--- Interface dataset entries ---
§
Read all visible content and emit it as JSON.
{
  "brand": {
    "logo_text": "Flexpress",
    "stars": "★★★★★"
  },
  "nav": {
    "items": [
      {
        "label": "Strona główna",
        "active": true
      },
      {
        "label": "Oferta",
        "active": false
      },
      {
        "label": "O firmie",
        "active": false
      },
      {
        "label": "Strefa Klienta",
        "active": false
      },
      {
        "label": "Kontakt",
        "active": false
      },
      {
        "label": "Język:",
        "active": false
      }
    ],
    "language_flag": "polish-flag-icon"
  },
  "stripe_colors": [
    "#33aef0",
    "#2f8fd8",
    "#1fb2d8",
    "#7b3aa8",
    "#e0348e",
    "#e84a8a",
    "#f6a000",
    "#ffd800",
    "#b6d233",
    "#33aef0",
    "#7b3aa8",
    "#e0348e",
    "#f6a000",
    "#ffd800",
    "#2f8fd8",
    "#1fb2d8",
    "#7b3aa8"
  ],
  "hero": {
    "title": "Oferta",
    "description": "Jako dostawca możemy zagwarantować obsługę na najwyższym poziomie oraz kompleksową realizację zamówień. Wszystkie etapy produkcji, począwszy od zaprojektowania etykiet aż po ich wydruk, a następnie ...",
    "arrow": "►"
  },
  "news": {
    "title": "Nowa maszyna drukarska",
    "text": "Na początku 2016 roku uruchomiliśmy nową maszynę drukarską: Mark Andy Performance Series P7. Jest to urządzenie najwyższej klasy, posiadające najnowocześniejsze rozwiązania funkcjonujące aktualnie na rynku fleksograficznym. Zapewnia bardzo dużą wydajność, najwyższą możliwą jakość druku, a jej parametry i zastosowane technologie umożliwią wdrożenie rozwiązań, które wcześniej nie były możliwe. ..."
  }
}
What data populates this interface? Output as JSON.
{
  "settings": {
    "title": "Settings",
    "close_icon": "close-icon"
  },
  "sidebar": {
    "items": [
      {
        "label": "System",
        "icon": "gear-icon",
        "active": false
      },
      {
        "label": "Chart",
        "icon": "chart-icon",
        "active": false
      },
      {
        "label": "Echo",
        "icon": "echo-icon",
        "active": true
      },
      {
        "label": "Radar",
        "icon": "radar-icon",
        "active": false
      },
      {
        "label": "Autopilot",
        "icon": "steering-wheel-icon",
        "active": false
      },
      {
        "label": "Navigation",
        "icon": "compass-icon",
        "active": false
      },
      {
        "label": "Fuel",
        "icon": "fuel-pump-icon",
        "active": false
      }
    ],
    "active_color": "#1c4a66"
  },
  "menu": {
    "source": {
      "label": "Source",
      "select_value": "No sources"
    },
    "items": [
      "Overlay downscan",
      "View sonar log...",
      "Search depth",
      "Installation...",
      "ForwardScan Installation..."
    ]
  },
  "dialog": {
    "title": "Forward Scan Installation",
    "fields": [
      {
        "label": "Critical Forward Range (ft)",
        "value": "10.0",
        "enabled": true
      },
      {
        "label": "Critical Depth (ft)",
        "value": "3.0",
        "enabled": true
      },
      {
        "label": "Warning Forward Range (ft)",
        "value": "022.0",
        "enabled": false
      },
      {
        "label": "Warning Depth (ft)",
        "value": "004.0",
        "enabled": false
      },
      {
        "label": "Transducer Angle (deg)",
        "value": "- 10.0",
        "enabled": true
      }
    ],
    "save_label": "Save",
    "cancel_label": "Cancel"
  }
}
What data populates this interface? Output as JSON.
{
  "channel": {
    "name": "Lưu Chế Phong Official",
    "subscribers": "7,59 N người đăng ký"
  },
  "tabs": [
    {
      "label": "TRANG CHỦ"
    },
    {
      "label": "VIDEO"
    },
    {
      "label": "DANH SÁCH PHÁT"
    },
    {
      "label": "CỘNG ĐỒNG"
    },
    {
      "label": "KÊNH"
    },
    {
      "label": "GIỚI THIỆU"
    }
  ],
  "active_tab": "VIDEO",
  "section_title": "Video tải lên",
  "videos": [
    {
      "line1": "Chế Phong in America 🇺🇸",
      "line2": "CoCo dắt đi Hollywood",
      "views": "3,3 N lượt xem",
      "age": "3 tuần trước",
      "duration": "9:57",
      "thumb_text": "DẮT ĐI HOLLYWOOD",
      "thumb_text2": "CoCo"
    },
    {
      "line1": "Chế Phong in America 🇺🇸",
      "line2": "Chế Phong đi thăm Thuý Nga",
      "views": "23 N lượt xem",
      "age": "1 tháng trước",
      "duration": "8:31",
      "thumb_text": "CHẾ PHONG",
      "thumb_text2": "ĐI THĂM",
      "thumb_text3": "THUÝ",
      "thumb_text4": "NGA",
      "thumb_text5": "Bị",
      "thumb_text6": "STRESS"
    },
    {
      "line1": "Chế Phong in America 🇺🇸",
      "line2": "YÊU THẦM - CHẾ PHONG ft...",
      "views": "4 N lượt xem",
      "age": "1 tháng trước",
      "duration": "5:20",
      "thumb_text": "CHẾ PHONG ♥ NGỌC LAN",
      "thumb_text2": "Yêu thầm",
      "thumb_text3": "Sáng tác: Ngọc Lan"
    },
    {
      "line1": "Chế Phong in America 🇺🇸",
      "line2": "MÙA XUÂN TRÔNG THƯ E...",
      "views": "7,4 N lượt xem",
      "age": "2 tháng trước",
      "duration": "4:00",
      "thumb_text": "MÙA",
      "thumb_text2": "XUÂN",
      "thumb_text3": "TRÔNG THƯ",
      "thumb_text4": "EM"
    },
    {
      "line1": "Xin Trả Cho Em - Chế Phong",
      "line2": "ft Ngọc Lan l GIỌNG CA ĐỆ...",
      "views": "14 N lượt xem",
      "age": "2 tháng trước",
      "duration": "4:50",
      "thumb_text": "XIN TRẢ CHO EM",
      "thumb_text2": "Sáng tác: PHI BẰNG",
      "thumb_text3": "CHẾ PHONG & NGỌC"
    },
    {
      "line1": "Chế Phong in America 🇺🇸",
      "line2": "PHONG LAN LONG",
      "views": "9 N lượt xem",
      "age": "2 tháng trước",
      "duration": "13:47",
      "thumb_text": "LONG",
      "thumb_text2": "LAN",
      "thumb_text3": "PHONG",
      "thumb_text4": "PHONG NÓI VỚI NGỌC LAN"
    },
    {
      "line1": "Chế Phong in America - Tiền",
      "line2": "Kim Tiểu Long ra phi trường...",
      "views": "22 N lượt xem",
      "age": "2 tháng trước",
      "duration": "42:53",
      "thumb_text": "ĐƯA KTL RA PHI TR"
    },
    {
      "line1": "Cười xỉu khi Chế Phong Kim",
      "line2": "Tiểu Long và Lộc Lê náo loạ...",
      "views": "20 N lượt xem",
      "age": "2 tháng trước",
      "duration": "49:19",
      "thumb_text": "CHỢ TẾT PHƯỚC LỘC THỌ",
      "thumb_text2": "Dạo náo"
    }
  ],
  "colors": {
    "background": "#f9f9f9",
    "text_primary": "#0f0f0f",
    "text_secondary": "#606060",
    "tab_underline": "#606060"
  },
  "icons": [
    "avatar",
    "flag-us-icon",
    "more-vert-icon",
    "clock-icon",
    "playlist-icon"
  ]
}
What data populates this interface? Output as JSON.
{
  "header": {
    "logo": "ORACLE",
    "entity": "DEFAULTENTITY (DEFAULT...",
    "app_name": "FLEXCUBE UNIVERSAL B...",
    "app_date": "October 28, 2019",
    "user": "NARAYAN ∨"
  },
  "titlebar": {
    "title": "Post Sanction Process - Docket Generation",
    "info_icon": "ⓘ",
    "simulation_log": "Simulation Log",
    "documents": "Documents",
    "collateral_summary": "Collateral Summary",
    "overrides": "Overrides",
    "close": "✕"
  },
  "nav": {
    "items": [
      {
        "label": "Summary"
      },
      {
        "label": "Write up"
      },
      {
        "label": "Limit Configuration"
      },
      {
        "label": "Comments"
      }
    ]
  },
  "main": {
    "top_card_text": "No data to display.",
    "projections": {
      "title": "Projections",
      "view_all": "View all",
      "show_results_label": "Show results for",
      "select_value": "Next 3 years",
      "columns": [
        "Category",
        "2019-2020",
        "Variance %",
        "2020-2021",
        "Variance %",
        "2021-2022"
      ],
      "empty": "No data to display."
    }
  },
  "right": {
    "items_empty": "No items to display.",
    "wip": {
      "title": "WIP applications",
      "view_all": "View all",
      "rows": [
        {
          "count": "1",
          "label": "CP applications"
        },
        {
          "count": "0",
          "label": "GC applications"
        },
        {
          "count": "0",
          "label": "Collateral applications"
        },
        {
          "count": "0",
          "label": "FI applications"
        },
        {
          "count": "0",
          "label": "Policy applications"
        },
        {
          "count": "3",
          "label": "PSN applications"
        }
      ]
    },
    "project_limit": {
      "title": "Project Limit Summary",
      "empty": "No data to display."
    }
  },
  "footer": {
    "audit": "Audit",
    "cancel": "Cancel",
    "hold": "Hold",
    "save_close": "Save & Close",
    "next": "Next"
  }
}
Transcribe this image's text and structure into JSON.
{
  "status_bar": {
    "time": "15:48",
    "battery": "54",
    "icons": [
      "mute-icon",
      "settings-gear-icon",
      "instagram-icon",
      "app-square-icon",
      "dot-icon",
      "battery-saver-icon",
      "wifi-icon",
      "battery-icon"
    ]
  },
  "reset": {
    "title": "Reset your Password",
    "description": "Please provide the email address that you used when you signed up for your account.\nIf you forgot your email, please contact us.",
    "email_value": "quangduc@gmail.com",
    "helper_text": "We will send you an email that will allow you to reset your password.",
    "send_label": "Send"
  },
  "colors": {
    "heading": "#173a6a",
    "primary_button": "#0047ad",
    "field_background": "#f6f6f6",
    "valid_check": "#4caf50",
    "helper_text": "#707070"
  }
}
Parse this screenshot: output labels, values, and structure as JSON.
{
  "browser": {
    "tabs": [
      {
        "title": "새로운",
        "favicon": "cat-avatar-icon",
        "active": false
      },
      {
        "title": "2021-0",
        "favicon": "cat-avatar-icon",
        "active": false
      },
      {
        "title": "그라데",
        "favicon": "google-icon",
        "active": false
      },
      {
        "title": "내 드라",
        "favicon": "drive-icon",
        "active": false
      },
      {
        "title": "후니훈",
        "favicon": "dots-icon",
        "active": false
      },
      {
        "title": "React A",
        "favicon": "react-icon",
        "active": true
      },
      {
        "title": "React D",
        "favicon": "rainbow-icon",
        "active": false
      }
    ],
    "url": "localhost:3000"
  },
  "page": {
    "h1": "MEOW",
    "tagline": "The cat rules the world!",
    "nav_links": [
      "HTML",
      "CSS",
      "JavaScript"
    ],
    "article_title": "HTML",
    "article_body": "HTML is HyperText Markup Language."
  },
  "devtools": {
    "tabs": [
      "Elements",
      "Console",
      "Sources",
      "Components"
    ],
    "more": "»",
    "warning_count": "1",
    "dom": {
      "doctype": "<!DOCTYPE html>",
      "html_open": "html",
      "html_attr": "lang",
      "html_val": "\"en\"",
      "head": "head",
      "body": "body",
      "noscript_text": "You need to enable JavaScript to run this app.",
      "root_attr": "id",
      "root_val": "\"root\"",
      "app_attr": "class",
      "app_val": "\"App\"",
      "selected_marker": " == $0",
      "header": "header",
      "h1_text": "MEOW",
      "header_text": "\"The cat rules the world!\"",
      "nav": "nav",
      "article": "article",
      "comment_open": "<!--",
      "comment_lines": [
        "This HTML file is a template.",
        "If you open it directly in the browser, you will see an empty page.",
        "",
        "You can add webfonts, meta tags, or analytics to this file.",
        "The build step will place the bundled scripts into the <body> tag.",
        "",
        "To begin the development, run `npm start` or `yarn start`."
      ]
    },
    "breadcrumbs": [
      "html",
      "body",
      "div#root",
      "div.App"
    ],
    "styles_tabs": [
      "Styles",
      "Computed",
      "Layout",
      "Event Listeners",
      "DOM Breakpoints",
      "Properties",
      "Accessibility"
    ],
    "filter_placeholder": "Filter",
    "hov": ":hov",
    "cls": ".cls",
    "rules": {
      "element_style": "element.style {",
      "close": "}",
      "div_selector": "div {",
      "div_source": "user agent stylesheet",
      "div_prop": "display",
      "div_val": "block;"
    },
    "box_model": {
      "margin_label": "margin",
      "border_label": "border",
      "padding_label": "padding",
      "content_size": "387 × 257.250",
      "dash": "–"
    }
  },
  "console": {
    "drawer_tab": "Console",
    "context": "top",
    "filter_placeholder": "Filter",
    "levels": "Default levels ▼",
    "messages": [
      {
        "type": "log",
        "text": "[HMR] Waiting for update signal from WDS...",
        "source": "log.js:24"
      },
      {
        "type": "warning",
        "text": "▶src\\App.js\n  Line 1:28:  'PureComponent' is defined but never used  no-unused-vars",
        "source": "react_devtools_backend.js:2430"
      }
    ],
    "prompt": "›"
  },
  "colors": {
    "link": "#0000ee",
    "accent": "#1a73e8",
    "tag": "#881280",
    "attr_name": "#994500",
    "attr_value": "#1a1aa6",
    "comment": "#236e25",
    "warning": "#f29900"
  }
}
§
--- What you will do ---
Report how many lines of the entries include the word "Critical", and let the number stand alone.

--- Output for this exercise ---
2